Even though it’s repetitive, and perhaps shallow, it shows none of these faces at the same time. Then comes the pain. I finally crushed Ozzy Osbourne and Zakk Wilde under my bare footed heel – they bow to the new rock god of Medium. Then Guitar Hero whips a slice of humble pie into my mouth and smack me into Hard. Once you hit that fifth fret button, you’ll never go back. Did I crush Hard mode? Oh yeah. Expert? No. I just couldn’t get hammer ons and pull offs. The timing was way too precise. The Queens of the Stone Age beat me down again; they regrouped and pulled out the weirdest, oddest timings for guitar playing  I ever attempted to meta-play in my life. But this time I relented. I gave up.

The pain was over, certainly. But what of it?

My great grandfather died a number of years ago. He was an interesting guy – he also had an awkward nickname, Boom. He liked to eat. He liked to eat until he was bursting with food, like a pain. It wasn’t just the taste – it was that sense of being full, overstuffed, something he considered as contentment. Over the years, my grandmother took care of him and took him shopping and the like, but he always remained completely independent. Even at 87, he drove his own car (it’s miraculous he never got into a car accident) and attributed his fantastic 20/20 vision to carrots. He suffered from cancer late in life, skin cancer and lung cancer and bladder cancer and all the bad kinds. He never gave in – not until they told him he couldn’t eat anymore. He died a day after that. He loved eating. In the end, it was his decision to give in – through the pain, he endured because he just loved the different tastes of food and enjoyed himself doing it. He even loved bleu cheese – completely raw, mold and all. He died with pride. When he couldn’t do what he loved with any proficiency, that was the end for him. The end of an era – the end of his life.

You can only do what you love for so long. Guitar Hero is for the masochist in all of us, dying to jump out and break our wrists. And we’ll love it, even though it’s bad for us. Even then, it teaches us to dedicate ourselves to a single task without wavering, a constant desire for mastery. This is what makes us learn; this is what makes Guitar Hero so wonderful. One could call it an over achiever’s gateway drug.
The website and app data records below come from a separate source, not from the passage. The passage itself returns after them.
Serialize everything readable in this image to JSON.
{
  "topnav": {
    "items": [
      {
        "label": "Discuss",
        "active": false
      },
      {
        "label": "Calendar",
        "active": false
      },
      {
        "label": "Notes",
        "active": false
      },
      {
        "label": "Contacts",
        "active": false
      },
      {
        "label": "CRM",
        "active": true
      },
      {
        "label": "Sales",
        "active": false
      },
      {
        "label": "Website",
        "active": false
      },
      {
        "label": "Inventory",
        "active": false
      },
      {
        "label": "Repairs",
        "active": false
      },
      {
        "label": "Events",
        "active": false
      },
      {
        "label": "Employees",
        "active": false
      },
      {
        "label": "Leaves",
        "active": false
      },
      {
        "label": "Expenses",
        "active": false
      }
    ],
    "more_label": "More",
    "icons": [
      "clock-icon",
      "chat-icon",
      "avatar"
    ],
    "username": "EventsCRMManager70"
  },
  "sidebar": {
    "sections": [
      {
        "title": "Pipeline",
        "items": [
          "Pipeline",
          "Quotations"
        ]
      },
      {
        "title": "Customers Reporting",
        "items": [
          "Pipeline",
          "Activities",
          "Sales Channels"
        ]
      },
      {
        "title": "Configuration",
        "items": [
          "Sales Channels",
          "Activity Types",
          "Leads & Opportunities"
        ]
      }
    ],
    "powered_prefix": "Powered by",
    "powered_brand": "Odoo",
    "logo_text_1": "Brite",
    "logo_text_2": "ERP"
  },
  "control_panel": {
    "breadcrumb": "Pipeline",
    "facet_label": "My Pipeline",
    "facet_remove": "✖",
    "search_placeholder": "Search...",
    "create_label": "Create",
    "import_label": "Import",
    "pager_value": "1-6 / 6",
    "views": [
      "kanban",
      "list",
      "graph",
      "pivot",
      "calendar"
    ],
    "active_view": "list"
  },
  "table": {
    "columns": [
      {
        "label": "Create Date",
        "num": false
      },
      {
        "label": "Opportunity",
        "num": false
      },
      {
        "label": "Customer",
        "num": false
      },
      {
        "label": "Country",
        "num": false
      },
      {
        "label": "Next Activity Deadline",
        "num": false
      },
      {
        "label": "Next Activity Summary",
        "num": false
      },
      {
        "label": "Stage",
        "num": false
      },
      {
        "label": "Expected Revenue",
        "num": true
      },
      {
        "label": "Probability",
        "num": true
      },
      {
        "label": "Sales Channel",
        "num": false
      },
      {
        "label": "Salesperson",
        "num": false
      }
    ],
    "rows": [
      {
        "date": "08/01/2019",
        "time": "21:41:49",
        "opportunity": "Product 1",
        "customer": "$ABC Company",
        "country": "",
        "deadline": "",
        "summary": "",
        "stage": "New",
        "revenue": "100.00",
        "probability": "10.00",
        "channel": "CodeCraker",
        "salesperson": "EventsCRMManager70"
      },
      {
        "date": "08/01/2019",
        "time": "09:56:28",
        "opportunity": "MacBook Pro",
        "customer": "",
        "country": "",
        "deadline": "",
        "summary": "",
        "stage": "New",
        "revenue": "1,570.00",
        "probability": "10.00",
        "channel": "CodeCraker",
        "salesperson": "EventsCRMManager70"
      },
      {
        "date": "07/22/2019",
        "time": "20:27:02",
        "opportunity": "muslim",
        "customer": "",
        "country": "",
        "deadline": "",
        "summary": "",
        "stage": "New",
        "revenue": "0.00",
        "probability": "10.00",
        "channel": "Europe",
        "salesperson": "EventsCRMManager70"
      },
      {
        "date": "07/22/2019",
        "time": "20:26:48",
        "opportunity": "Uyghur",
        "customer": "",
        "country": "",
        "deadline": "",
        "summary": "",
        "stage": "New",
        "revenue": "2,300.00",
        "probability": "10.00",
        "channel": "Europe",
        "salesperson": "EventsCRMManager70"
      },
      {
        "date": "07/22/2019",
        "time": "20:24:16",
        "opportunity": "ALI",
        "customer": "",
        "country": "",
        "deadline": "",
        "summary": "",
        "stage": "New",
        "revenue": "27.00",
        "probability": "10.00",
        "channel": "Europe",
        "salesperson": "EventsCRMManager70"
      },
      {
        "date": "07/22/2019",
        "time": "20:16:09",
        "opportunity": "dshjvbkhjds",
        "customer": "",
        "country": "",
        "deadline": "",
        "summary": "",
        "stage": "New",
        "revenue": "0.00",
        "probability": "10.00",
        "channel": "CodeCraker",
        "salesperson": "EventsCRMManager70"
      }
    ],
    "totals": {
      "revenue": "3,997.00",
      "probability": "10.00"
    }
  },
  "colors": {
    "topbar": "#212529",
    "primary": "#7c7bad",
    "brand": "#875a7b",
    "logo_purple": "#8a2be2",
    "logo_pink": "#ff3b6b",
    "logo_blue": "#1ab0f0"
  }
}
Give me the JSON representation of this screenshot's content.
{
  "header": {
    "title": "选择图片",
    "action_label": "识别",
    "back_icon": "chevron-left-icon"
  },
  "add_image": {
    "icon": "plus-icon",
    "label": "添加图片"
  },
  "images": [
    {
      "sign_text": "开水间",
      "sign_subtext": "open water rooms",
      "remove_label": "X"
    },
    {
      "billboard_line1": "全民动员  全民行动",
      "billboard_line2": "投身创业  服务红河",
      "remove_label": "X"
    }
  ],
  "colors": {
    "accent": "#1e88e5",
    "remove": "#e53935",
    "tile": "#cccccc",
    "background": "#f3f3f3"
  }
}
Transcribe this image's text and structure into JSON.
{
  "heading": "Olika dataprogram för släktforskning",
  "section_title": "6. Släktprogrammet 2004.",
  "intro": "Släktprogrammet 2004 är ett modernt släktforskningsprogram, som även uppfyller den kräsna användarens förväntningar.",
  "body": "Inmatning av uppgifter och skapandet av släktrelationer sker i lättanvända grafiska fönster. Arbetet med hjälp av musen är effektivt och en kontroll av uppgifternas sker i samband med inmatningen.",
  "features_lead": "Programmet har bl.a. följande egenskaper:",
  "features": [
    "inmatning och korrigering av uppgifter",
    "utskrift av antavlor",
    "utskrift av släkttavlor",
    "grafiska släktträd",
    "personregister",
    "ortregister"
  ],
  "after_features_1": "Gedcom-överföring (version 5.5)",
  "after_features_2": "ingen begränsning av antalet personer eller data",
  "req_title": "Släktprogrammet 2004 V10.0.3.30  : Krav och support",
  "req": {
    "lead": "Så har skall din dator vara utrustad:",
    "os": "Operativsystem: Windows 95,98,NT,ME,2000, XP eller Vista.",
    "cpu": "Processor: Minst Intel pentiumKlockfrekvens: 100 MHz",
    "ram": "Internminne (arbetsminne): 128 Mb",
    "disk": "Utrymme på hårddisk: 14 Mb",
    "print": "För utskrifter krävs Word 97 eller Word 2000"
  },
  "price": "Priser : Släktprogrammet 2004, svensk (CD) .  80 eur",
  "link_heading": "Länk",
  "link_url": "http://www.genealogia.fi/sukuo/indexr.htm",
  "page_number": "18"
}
About Zachery Oliver

Zachery Oliver, MTS, is the lead writer for Theology Gaming, a blog focused on the integration of games and theological issues. He can be reached at viewtifulzfo at gmail dot com or on Theology Gaming’s Facebook Page.